[Excerpts from an interface dataset]

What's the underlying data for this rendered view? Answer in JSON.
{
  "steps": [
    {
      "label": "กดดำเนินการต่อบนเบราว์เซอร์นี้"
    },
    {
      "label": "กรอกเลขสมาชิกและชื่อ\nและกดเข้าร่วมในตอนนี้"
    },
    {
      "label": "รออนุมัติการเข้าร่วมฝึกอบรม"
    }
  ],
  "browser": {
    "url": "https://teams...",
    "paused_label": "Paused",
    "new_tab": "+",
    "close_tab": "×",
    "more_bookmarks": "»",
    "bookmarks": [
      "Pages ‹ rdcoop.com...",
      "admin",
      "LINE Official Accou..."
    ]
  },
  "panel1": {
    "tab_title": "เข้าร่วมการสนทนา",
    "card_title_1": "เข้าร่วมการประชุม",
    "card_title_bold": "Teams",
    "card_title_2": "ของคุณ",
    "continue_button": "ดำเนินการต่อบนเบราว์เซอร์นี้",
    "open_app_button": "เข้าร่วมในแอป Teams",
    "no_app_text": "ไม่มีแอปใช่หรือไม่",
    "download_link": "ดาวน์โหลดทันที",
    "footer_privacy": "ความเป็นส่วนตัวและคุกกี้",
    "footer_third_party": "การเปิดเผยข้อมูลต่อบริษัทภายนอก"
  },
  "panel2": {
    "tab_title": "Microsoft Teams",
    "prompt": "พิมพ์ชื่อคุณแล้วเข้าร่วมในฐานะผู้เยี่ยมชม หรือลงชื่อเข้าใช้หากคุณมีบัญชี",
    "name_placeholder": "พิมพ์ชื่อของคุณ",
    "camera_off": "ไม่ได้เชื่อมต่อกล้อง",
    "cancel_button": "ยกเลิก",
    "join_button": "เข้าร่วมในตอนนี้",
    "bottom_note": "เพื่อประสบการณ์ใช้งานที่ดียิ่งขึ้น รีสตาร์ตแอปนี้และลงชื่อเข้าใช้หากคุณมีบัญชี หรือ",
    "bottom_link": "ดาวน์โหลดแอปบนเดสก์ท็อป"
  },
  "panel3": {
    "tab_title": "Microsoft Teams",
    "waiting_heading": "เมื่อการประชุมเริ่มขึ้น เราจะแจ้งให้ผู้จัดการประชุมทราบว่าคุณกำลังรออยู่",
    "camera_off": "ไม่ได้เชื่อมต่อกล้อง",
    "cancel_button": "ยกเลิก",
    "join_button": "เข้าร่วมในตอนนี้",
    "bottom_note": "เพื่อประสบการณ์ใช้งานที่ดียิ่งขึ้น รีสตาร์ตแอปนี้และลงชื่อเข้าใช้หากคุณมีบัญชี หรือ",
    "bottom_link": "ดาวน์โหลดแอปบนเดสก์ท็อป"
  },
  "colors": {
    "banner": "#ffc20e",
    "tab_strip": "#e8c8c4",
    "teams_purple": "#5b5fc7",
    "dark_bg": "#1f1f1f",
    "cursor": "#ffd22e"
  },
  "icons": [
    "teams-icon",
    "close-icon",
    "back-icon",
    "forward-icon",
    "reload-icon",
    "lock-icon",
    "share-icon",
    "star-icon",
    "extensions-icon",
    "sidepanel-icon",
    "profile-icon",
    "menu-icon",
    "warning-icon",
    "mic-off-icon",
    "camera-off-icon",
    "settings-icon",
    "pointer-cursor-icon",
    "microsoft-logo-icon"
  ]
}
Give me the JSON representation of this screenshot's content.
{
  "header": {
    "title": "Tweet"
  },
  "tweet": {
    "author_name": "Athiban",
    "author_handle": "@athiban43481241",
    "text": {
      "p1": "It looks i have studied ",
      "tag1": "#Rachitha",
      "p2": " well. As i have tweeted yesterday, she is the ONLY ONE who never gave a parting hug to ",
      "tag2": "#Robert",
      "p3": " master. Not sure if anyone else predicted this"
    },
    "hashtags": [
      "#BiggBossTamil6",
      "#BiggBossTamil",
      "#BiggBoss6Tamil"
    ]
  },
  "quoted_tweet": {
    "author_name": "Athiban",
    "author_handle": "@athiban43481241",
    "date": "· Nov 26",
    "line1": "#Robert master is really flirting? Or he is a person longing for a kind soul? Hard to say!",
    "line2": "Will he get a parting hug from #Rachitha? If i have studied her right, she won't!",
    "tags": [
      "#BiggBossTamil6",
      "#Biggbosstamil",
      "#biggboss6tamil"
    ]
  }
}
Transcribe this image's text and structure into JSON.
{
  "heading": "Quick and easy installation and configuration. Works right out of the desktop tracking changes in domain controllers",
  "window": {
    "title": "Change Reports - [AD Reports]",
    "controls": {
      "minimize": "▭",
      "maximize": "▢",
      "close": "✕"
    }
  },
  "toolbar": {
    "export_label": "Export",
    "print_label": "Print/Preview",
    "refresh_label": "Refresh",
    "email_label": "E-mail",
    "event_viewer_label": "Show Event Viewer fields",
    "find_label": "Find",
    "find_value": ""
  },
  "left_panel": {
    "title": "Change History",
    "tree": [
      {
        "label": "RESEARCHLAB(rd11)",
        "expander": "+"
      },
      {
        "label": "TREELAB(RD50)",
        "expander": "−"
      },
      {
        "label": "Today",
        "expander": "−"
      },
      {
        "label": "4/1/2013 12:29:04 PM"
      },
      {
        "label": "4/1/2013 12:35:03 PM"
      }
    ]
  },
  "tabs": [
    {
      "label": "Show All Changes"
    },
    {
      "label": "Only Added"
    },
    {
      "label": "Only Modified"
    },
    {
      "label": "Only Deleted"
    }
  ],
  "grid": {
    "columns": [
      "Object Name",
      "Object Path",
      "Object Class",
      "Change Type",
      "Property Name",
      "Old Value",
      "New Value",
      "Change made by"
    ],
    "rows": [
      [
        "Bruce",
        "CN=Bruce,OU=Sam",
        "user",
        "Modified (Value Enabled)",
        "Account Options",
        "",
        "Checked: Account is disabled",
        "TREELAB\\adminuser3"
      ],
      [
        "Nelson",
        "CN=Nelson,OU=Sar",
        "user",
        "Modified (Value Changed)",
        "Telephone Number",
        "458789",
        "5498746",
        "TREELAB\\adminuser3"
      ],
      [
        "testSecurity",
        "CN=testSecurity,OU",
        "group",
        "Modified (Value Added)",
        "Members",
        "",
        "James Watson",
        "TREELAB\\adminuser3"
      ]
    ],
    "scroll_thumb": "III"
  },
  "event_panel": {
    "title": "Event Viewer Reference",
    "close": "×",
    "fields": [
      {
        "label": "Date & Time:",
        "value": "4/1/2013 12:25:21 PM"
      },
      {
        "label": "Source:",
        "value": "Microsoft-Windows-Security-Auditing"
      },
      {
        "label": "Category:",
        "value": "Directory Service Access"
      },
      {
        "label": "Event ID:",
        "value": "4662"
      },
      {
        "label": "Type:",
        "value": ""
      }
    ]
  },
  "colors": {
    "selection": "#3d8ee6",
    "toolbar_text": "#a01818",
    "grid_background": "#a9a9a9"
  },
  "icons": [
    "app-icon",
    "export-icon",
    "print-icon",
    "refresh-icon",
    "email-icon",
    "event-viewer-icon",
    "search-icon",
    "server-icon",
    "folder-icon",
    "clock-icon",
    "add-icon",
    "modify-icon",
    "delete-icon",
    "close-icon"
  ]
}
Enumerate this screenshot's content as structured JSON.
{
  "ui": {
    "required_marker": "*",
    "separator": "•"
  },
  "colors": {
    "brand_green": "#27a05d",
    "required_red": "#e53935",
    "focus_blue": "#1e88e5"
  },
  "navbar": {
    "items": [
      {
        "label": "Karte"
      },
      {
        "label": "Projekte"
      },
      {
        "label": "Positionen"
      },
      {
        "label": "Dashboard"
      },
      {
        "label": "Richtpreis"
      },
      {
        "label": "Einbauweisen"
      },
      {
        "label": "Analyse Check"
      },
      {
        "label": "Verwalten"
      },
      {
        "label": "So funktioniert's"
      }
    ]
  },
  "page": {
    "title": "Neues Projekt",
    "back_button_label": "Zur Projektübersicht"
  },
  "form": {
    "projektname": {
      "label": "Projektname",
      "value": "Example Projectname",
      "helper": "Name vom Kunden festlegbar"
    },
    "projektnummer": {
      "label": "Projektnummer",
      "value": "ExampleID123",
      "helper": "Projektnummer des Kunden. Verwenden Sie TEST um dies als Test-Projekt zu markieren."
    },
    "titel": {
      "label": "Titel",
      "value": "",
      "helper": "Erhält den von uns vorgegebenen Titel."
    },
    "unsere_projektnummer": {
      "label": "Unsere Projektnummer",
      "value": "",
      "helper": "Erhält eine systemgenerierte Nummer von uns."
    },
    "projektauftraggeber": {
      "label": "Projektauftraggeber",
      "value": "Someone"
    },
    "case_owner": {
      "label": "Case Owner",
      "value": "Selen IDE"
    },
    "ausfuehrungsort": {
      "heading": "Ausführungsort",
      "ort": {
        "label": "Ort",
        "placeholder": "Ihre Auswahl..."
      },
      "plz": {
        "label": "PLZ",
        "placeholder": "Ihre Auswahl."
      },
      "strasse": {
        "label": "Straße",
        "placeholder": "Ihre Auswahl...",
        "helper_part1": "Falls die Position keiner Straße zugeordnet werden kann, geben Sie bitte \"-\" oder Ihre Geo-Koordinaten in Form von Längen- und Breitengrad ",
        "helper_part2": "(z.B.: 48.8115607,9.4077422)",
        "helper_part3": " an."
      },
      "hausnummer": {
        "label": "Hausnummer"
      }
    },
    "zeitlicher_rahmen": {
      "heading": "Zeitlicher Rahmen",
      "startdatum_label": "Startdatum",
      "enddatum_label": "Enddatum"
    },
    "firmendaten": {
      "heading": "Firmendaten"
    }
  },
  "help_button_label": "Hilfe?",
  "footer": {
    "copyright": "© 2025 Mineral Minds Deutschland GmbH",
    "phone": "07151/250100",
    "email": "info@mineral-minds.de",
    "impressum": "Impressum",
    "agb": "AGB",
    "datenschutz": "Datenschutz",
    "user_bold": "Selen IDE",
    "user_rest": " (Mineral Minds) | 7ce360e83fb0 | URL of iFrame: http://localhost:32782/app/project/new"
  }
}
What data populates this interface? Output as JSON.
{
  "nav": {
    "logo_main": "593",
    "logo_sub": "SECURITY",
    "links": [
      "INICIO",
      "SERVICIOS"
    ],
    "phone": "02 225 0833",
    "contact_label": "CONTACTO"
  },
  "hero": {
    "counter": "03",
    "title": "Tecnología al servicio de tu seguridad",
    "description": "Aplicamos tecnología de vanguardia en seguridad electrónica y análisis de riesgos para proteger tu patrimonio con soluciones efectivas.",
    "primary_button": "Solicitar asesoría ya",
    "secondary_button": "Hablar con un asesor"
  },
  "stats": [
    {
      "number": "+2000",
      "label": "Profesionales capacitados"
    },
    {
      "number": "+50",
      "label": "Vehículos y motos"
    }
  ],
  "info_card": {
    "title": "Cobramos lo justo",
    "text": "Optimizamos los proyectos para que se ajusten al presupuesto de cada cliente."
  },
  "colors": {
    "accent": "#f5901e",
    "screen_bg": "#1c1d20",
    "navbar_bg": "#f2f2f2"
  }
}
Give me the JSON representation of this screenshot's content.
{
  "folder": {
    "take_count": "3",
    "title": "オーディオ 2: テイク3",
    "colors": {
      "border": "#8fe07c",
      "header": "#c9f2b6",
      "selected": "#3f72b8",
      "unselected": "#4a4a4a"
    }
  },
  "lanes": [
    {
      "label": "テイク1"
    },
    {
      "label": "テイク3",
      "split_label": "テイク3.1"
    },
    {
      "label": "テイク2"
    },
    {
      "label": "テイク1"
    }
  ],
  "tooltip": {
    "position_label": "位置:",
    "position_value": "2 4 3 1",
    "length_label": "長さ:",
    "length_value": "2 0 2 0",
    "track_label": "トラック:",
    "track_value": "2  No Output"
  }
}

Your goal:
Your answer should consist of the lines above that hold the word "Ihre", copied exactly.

Solution for this task:
        "placeholder": "Ihre Auswahl..."
        "placeholder": "Ihre Auswahl."
        "placeholder": "Ihre Auswahl...",
        "helper_part1": "Falls die Position keiner Straße zugeordnet werden kann, geben Sie bitte \"-\" oder Ihre Geo-Koordinaten in Form von Längen- und Breitengrad ",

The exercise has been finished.